**What the task requires**. Print all the data that follows exactly, images excluded.

(Stored items from a collection)
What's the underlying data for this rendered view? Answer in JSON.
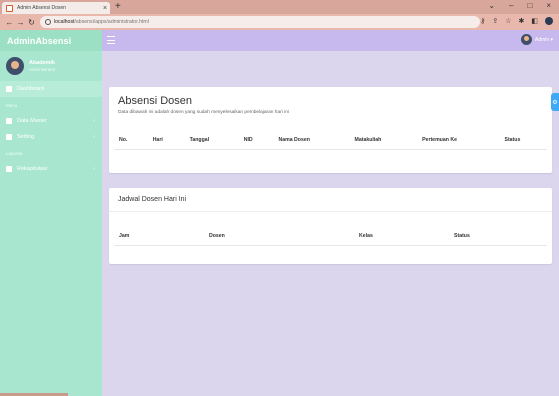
{
  "browser": {
    "tab_title": "Admin Absensi Dosen",
    "tab_close": "×",
    "new_tab": "+",
    "url_host": "localhost",
    "url_path": "/absensi/apps/administrator.html",
    "win_min": "–",
    "win_max": "□",
    "win_close": "×"
  },
  "sidebar": {
    "brand": "AdminAbsensi",
    "user_name": "Akademik",
    "user_role": "Administrator",
    "header_main": "Menu",
    "items": [
      {
        "label": "Dashboard",
        "icon": "dashboard-icon"
      },
      {
        "label": "Data Master",
        "icon": "book-icon"
      },
      {
        "label": "Setting",
        "icon": "cogs-icon"
      }
    ],
    "header_report": "Laporan",
    "report_item": {
      "label": "Rekapitulasi",
      "icon": "file-icon"
    }
  },
  "topnav": {
    "admin_label": "Admin ▾"
  },
  "absensi": {
    "title": "Absensi Dosen",
    "subtitle": "Data dibawah ini adalah dosen yang sudah menyelesaikan pembelajaran hari ini",
    "columns": [
      "No.",
      "Hari",
      "Tanggal",
      "NID",
      "Nama Dosen",
      "Matakuliah",
      "Pertemuan Ke",
      "Status"
    ]
  },
  "jadwal": {
    "title": "Jadwal Dosen Hari Ini",
    "columns": [
      "Jam",
      "Dosen",
      "Kelas",
      "Status"
    ]
  },
  "colors": {
    "sidebar": "#a8e6d0",
    "topnav": "#c7b8ee",
    "content_bg": "#dcd5ee",
    "accent": "#3fa9f5"
  }
}
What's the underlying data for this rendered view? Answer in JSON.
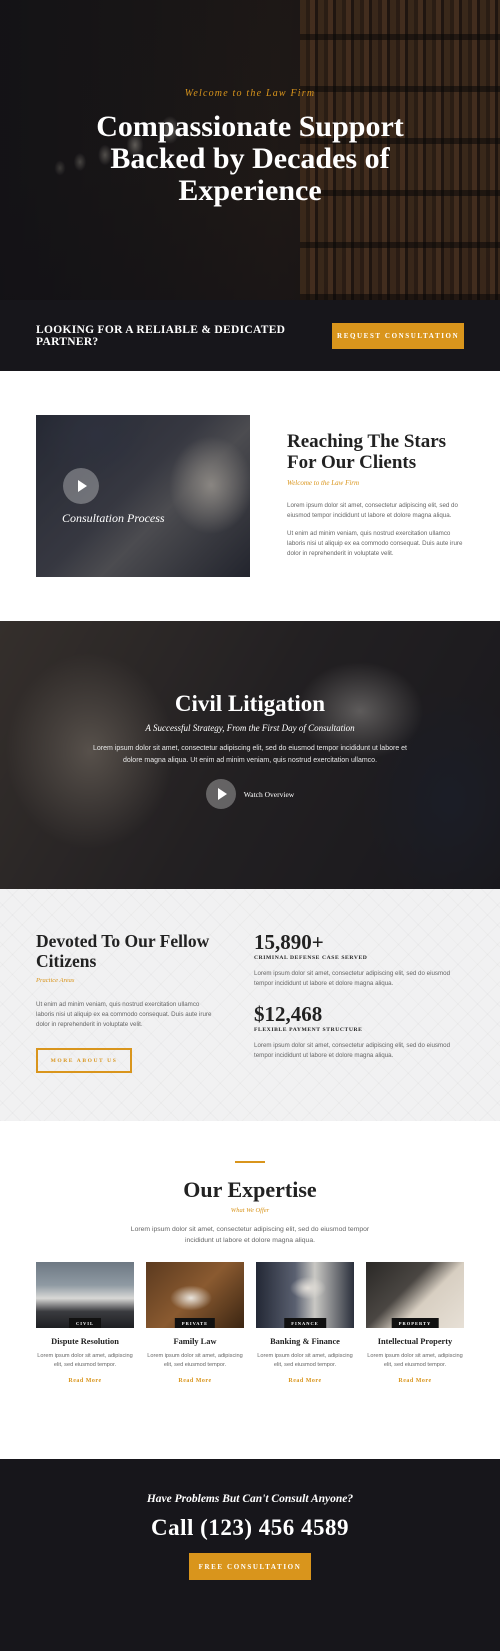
{
  "hero": {
    "kicker": "Welcome to the Law Firm",
    "title": "Compassionate Support Backed by Decades of Experience"
  },
  "partner": {
    "text": "LOOKING FOR A RELIABLE & DEDICATED PARTNER?",
    "button": "REQUEST CONSULTATION"
  },
  "reach": {
    "video_caption": "Consultation Process",
    "title": "Reaching The Stars For Our Clients",
    "subtitle": "Welcome to the Law Firm",
    "p1": "Lorem ipsum dolor sit amet, consectetur adipiscing elit, sed do eiusmod tempor incididunt ut labore et dolore magna aliqua.",
    "p2": "Ut enim ad minim veniam, quis nostrud exercitation ullamco laboris nisi ut aliquip ex ea commodo consequat. Duis aute irure dolor in reprehenderit in voluptate velit."
  },
  "civil": {
    "title": "Civil Litigation",
    "subtitle": "A Successful Strategy, From the First Day of Consultation",
    "desc": "Lorem ipsum dolor sit amet, consectetur adipiscing elit, sed do eiusmod tempor incididunt ut labore et dolore magna aliqua. Ut enim ad minim veniam, quis nostrud exercitation ullamco.",
    "watch": "Watch Overview"
  },
  "devoted": {
    "title": "Devoted To Our Fellow Citizens",
    "subtitle": "Practice Areas",
    "desc": "Ut enim ad minim veniam, quis nostrud exercitation ullamco laboris nisi ut aliquip ex ea commodo consequat. Duis aute irure dolor in reprehenderit in voluptate velit.",
    "button": "MORE ABOUT US",
    "stats": [
      {
        "num": "15,890+",
        "label": "CRIMINAL DEFENSE CASE SERVED",
        "desc": "Lorem ipsum dolor sit amet, consectetur adipiscing elit, sed do eiusmod tempor incididunt ut labore et dolore magna aliqua."
      },
      {
        "num": "$12,468",
        "label": "FLEXIBLE PAYMENT STRUCTURE",
        "desc": "Lorem ipsum dolor sit amet, consectetur adipiscing elit, sed do eiusmod tempor incididunt ut labore et dolore magna aliqua."
      }
    ]
  },
  "expertise": {
    "title": "Our Expertise",
    "subtitle": "What We Offer",
    "desc": "Lorem ipsum dolor sit amet, consectetur adipiscing elit, sed do eiusmod tempor incididunt ut labore et dolore magna aliqua.",
    "cards": [
      {
        "badge": "CIVIL",
        "title": "Dispute Resolution",
        "desc": "Lorem ipsum dolor sit amet, adipiscing elit, sed eiusmod tempor.",
        "more": "Read More"
      },
      {
        "badge": "PRIVATE",
        "title": "Family Law",
        "desc": "Lorem ipsum dolor sit amet, adipiscing elit, sed eiusmod tempor.",
        "more": "Read More"
      },
      {
        "badge": "FINANCE",
        "title": "Banking & Finance",
        "desc": "Lorem ipsum dolor sit amet, adipiscing elit, sed eiusmod tempor.",
        "more": "Read More"
      },
      {
        "badge": "PROPERTY",
        "title": "Intellectual Property",
        "desc": "Lorem ipsum dolor sit amet, adipiscing elit, sed eiusmod tempor.",
        "more": "Read More"
      }
    ]
  },
  "contact": {
    "question": "Have Problems But Can't Consult Anyone?",
    "phone": "Call (123) 456 4589",
    "button": "FREE CONSULTATION"
  },
  "colors": {
    "accent": "#d9951c",
    "dark": "#17161b"
  }
}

**Solution to this exercise**.
What's the underlying data for this rendered view? Answer in JSON.
{
  "browser": {
    "tab_title": "Admin Absensi Dosen",
    "tab_close": "×",
    "new_tab": "+",
    "url_host": "localhost",
    "url_path": "/absensi/apps/administrator.html",
    "win_min": "–",
    "win_max": "□",
    "win_close": "×"
  },
  "sidebar": {
    "brand": "AdminAbsensi",
    "user_name": "Akademik",
    "user_role": "Administrator",
    "header_main": "Menu",
    "items": [
      {
        "label": "Dashboard",
        "icon": "dashboard-icon"
      },
      {
        "label": "Data Master",
        "icon": "book-icon"
      },
      {
        "label": "Setting",
        "icon": "cogs-icon"
      }
    ],
    "header_report": "Laporan",
    "report_item": {
      "label": "Rekapitulasi",
      "icon": "file-icon"
    }
  },
  "topnav": {
    "admin_label": "Admin ▾"
  },
  "absensi": {
    "title": "Absensi Dosen",
    "subtitle": "Data dibawah ini adalah dosen yang sudah menyelesaikan pembelajaran hari ini",
    "columns": [
      "No.",
      "Hari",
      "Tanggal",
      "NID",
      "Nama Dosen",
      "Matakuliah",
      "Pertemuan Ke",
      "Status"
    ]
  },
  "jadwal": {
    "title": "Jadwal Dosen Hari Ini",
    "columns": [
      "Jam",
      "Dosen",
      "Kelas",
      "Status"
    ]
  },
  "colors": {
    "sidebar": "#a8e6d0",
    "topnav": "#c7b8ee",
    "content_bg": "#dcd5ee",
    "accent": "#3fa9f5"
  }
}
What's the underlying data for this rendered view? Answer in JSON.
{
  "hero": {
    "kicker": "Welcome to the Law Firm",
    "title": "Compassionate Support Backed by Decades of Experience"
  },
  "partner": {
    "text": "LOOKING FOR A RELIABLE & DEDICATED PARTNER?",
    "button": "REQUEST CONSULTATION"
  },
  "reach": {
    "video_caption": "Consultation Process",
    "title": "Reaching The Stars For Our Clients",
    "subtitle": "Welcome to the Law Firm",
    "p1": "Lorem ipsum dolor sit amet, consectetur adipiscing elit, sed do eiusmod tempor incididunt ut labore et dolore magna aliqua.",
    "p2": "Ut enim ad minim veniam, quis nostrud exercitation ullamco laboris nisi ut aliquip ex ea commodo consequat. Duis aute irure dolor in reprehenderit in voluptate velit."
  },
  "civil": {
    "title": "Civil Litigation",
    "subtitle": "A Successful Strategy, From the First Day of Consultation",
    "desc": "Lorem ipsum dolor sit amet, consectetur adipiscing elit, sed do eiusmod tempor incididunt ut labore et dolore magna aliqua. Ut enim ad minim veniam, quis nostrud exercitation ullamco.",
    "watch": "Watch Overview"
  },
  "devoted": {
    "title": "Devoted To Our Fellow Citizens",
    "subtitle": "Practice Areas",
    "desc": "Ut enim ad minim veniam, quis nostrud exercitation ullamco laboris nisi ut aliquip ex ea commodo consequat. Duis aute irure dolor in reprehenderit in voluptate velit.",
    "button": "MORE ABOUT US",
    "stats": [
      {
        "num": "15,890+",
        "label": "CRIMINAL DEFENSE CASE SERVED",
        "desc": "Lorem ipsum dolor sit amet, consectetur adipiscing elit, sed do eiusmod tempor incididunt ut labore et dolore magna aliqua."
      },
      {
        "num": "$12,468",
        "label": "FLEXIBLE PAYMENT STRUCTURE",
        "desc": "Lorem ipsum dolor sit amet, consectetur adipiscing elit, sed do eiusmod tempor incididunt ut labore et dolore magna aliqua."
      }
    ]
  },
  "expertise": {
    "title": "Our Expertise",
    "subtitle": "What We Offer",
    "desc": "Lorem ipsum dolor sit amet, consectetur adipiscing elit, sed do eiusmod tempor incididunt ut labore et dolore magna aliqua.",
    "cards": [
      {
        "badge": "CIVIL",
        "title": "Dispute Resolution",
        "desc": "Lorem ipsum dolor sit amet, adipiscing elit, sed eiusmod tempor.",
        "more": "Read More"
      },
      {
        "badge": "PRIVATE",
        "title": "Family Law",
        "desc": "Lorem ipsum dolor sit amet, adipiscing elit, sed eiusmod tempor.",
        "more": "Read More"
      },
      {
        "badge": "FINANCE",
        "title": "Banking & Finance",
        "desc": "Lorem ipsum dolor sit amet, adipiscing elit, sed eiusmod tempor.",
        "more": "Read More"
      },
      {
        "badge": "PROPERTY",
        "title": "Intellectual Property",
        "desc": "Lorem ipsum dolor sit amet, adipiscing elit, sed eiusmod tempor.",
        "more": "Read More"
      }
    ]
  },
  "contact": {
    "question": "Have Problems But Can't Consult Anyone?",
    "phone": "Call (123) 456 4589",
    "button": "FREE CONSULTATION"
  },
  "colors": {
    "accent": "#d9951c",
    "dark": "#17161b"
  }
}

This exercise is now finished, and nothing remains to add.